Mixed results in international recall cases
In 2003, and over 1.2 million people in California signed a petition triggering unscheduled elections to boot governor Gray Davis from office for mismanaging the budget. Abhijit Patnaik reports. Will it work in Indiadelhi Updated: Aug 31, 2011 15:09 IST
In 2003, and over 1.2 million people in California signed a petition triggering unscheduled elections to boot governor Gray Davis from office for mismanaging the budget.
That constituted over 25% of votes cast for the governor's office in the last election, as required by law for the recall to take place.
The man who replaced him was Arnold Schwarznegger. The Phillipines follows a similar rule. In other countries, such as the Schaffhauses canton of Switzerland, merely 1,000 signatures are required on the petition. In Ticino, Switzerland, 15,000 signatures are required.
Despite the small numbers, as of November 2003, no elected representative had been successfully recalled, according to a note prepared by the United Kingdom House of Commons Library.

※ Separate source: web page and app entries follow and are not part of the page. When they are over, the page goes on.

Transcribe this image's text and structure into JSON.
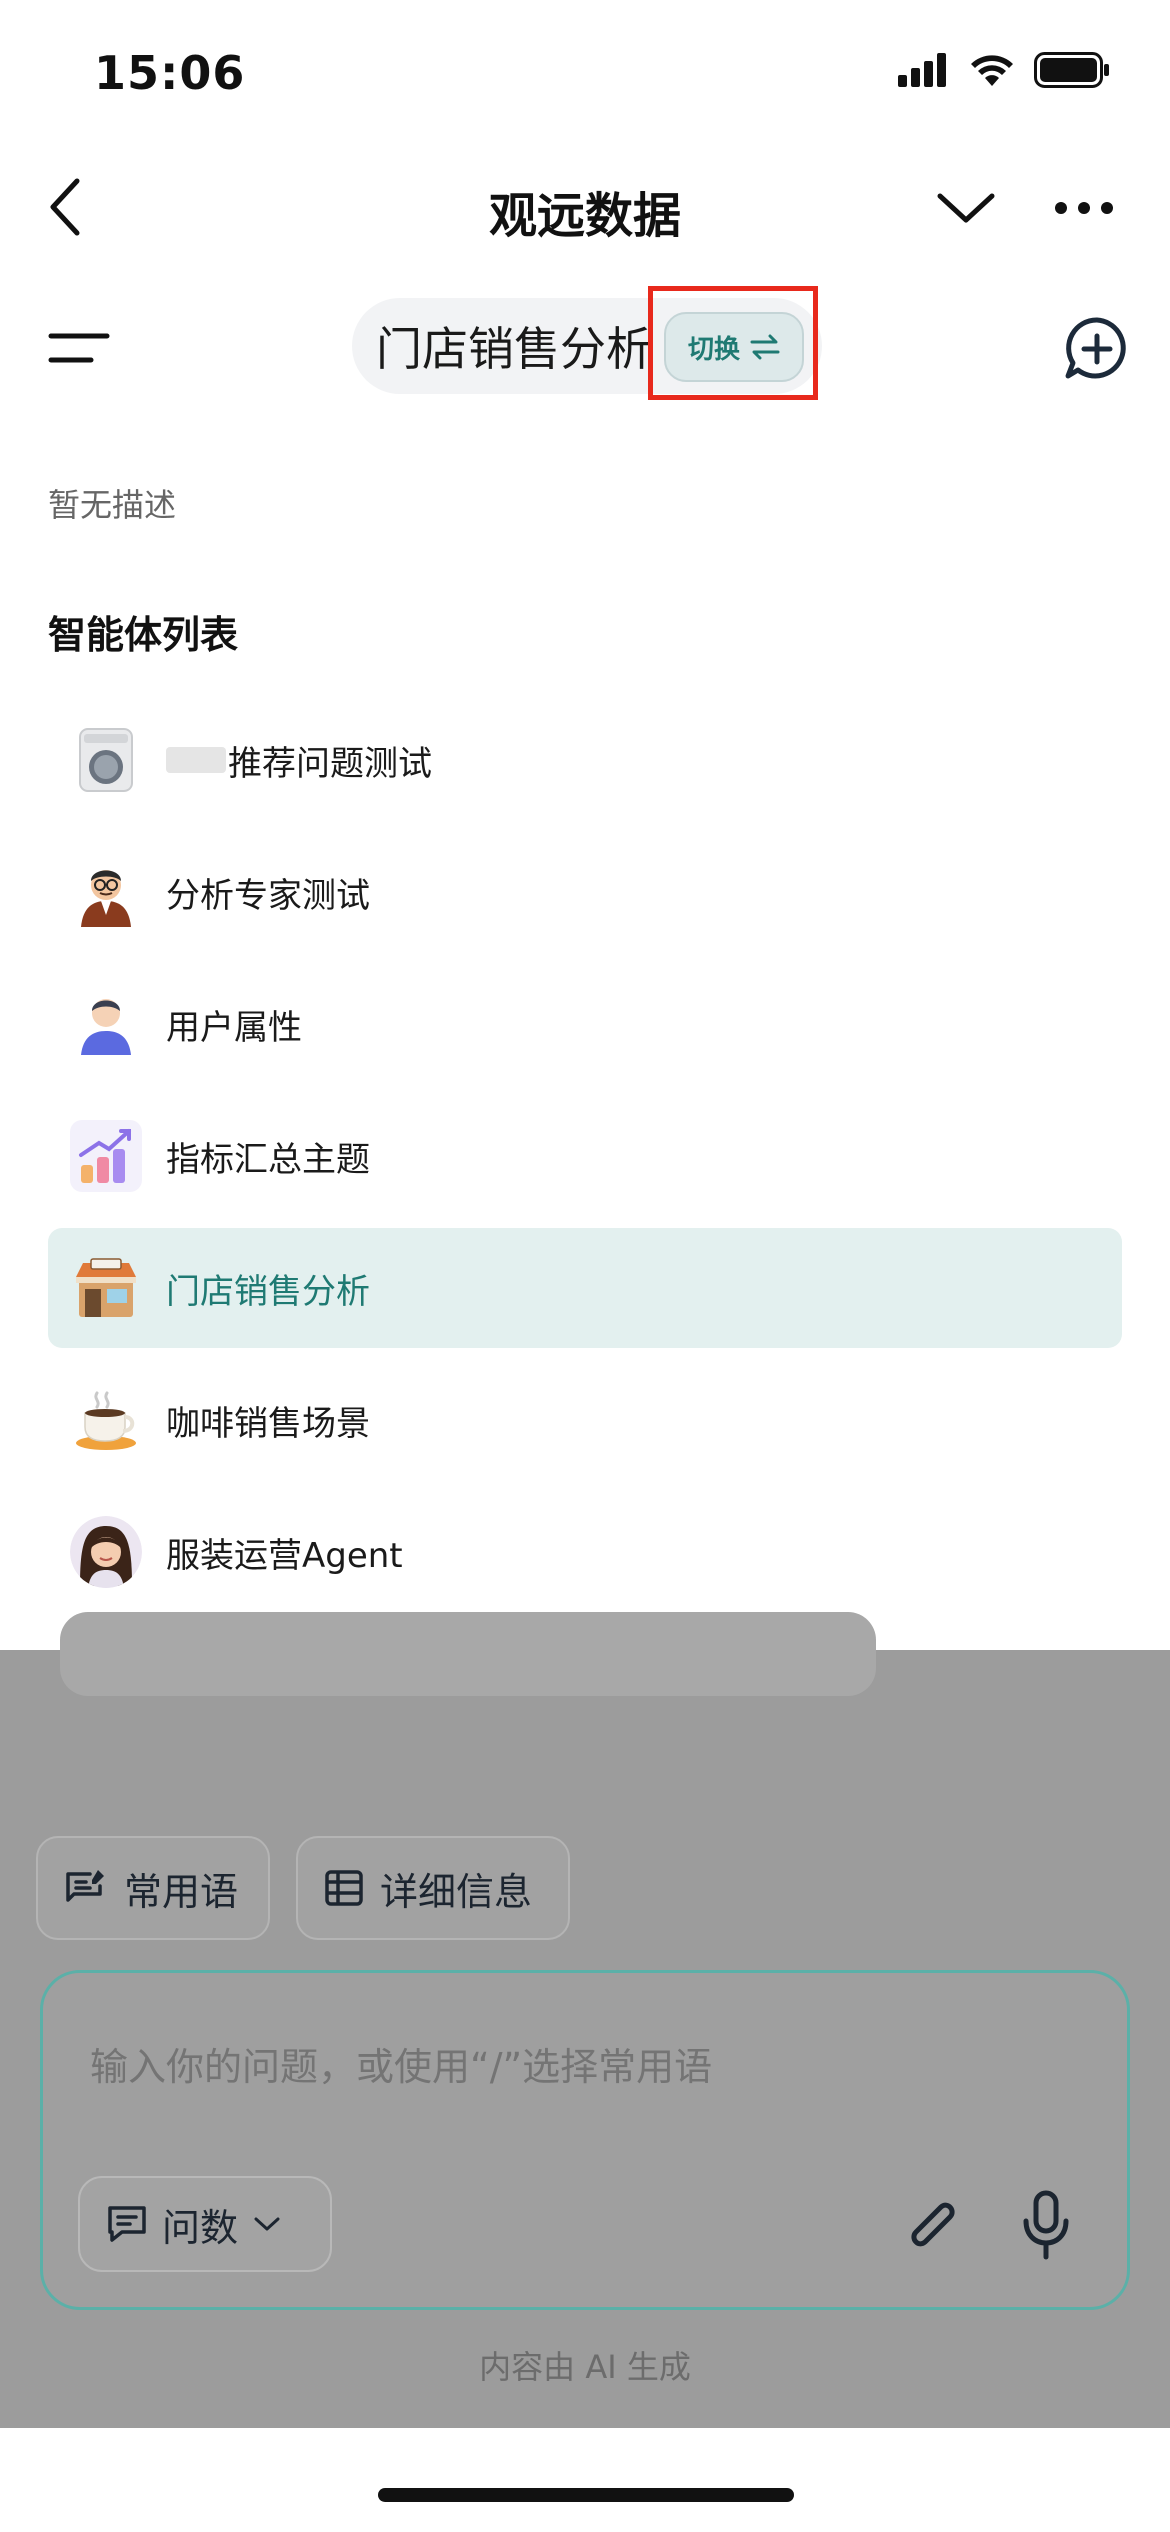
{
  "status_bar": {
    "time": "15:06"
  },
  "nav": {
    "title": "观远数据"
  },
  "agent_header": {
    "name": "门店销售分析",
    "switch_label": "切换"
  },
  "description": "暂无描述",
  "section_title": "智能体列表",
  "agents": [
    {
      "label": "推荐问题测试",
      "icon": "washing-machine-icon"
    },
    {
      "label": "分析专家测试",
      "icon": "expert-avatar-icon"
    },
    {
      "label": "用户属性",
      "icon": "user-avatar-icon"
    },
    {
      "label": "指标汇总主题",
      "icon": "chart-growth-icon"
    },
    {
      "label": "门店销售分析",
      "icon": "shop-icon",
      "active": true
    },
    {
      "label": "咖啡销售场景",
      "icon": "coffee-cup-icon"
    },
    {
      "label": "服装运营Agent",
      "icon": "woman-avatar-icon"
    }
  ],
  "toolbar": {
    "phrases_label": "常用语",
    "details_label": "详细信息"
  },
  "input": {
    "placeholder": "输入你的问题，或使用“/”选择常用语",
    "mode": "问数"
  },
  "footer_note": "内容由 AI 生成",
  "colors": {
    "accent": "#1f7a73",
    "highlight": "#e8291c",
    "active_bg": "#e3f0ef"
  }
}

But will recall of elected representatives work in India? A 25%-of- votes-rule for MLAs and Mps could end up recalling many of them.

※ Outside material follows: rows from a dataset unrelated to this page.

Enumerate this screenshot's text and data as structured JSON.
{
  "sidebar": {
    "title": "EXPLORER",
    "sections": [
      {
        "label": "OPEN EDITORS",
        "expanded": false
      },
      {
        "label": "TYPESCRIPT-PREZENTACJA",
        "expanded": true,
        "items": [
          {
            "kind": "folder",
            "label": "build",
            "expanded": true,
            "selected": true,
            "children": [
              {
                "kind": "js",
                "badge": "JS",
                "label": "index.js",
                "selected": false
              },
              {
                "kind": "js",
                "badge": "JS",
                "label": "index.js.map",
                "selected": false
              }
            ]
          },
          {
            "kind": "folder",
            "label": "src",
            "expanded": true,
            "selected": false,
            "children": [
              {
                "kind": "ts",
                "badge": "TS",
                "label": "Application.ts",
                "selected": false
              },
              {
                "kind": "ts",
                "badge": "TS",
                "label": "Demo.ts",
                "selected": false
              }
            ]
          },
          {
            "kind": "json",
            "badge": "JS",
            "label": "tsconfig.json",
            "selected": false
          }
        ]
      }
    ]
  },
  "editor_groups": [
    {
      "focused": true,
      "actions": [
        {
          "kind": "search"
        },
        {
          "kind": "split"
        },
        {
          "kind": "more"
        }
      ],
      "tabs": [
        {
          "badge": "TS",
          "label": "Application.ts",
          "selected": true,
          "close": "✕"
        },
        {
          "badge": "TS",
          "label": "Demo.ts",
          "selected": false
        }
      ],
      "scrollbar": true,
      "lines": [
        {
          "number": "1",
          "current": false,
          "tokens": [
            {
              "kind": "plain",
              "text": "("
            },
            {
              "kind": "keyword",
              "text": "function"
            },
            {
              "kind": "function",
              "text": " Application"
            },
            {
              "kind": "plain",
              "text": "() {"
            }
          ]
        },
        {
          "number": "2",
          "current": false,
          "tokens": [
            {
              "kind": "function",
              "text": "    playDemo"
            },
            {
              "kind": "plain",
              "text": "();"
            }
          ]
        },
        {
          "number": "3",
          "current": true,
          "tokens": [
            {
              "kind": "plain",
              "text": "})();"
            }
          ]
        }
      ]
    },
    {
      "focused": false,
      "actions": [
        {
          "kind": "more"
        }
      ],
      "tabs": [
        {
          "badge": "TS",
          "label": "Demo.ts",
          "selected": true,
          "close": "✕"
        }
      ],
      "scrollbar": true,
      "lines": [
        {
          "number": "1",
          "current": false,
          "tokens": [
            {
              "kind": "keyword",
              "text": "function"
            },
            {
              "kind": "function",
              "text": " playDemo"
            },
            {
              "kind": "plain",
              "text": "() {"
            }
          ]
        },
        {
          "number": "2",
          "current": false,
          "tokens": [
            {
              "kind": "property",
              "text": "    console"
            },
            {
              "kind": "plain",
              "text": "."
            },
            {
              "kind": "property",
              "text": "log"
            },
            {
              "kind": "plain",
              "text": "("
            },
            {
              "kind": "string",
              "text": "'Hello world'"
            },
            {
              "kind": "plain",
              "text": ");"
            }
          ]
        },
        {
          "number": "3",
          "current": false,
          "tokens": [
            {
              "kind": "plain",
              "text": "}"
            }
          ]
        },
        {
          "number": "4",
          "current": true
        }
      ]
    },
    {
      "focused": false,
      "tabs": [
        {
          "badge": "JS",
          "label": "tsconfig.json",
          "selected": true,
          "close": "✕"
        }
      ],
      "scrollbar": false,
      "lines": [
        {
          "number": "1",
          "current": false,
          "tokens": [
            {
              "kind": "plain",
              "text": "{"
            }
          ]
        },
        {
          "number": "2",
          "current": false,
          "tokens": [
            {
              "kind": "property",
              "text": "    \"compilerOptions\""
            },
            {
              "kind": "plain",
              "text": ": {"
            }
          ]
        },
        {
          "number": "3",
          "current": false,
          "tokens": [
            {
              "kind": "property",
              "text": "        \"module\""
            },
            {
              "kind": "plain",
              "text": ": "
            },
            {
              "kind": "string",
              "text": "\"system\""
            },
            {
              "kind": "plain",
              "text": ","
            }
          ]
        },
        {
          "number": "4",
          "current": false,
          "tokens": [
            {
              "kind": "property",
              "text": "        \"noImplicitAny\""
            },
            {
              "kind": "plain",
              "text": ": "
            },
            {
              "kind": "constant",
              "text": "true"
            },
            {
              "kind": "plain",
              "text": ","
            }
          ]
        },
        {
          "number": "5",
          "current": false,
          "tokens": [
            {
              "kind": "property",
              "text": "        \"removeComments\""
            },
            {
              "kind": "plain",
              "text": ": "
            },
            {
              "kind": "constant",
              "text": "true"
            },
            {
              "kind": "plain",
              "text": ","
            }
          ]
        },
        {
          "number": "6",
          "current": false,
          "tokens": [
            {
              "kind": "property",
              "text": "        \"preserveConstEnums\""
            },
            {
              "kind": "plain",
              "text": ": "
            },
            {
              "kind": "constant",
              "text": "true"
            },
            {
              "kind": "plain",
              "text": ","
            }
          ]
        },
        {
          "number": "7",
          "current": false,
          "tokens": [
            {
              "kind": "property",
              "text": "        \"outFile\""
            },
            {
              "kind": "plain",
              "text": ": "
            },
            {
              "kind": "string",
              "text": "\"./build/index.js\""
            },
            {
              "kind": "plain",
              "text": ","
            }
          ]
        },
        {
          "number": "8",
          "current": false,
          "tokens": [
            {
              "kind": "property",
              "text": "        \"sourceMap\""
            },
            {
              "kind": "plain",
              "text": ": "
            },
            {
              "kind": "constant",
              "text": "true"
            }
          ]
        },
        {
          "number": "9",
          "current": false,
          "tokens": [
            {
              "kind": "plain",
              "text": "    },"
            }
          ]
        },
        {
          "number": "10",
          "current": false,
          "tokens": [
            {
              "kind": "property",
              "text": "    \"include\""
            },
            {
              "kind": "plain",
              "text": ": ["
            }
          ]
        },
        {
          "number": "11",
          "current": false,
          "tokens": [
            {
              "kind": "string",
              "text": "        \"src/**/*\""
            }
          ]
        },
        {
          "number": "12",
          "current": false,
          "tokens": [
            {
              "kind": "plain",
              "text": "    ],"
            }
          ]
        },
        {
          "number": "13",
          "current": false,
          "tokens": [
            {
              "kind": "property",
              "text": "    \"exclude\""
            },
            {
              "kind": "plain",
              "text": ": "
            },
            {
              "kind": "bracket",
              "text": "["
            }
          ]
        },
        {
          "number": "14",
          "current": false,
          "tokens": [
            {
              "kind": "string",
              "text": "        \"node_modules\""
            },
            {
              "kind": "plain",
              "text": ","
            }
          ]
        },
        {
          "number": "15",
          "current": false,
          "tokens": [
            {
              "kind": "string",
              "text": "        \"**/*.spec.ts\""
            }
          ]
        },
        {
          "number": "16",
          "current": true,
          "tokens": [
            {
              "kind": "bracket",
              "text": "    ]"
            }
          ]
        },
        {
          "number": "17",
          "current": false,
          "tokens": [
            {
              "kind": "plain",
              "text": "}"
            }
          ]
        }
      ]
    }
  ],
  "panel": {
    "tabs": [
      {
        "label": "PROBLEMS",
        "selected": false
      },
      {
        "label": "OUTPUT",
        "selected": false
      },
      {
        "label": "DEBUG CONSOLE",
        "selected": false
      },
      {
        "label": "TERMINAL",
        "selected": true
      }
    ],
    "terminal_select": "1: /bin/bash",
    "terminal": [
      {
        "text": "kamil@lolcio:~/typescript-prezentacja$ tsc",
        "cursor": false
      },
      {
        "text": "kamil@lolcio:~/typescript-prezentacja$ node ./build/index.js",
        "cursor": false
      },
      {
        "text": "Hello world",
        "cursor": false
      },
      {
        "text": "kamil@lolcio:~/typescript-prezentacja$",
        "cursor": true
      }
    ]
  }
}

"Out of 543 MPs in Parliament today, only 120 garnered more than 50% of votes. With this system, 423 of them could have been recalled," says MR Madhavan of PRS Legislative Research, a parliamentary think-tank.
For MLAs, a 25% voters petitioning rule means getting around 40,000-50,000 signatures in each legislative constituency, which can be easily done by any opposition party, Madhavan says.
In the United Kingdom - whose parliamentary model India follows - the 2009 expenses scandal led to calls for a recall system.
"But in a multi-party parliamentary democracy such as India, extra care will be needed to not turn the right to recall into a sword of Damocles hanging over the heads of our legislators. Policies take a certain time to deliver solutions to people, and this could range from 3 to 5 years. This should not be misconstrued to be neglect of one's duties and used as grounds for recall," says Madhavan. The most recent instance of recall, in Wisconsin, US, reflected the importance of accountability of elected representatives. Seeking retribution, against six senators who had voted for a labour law overhaul, the people of that state voted two of them out of office. It seems, unlike Arnold, they won't be back.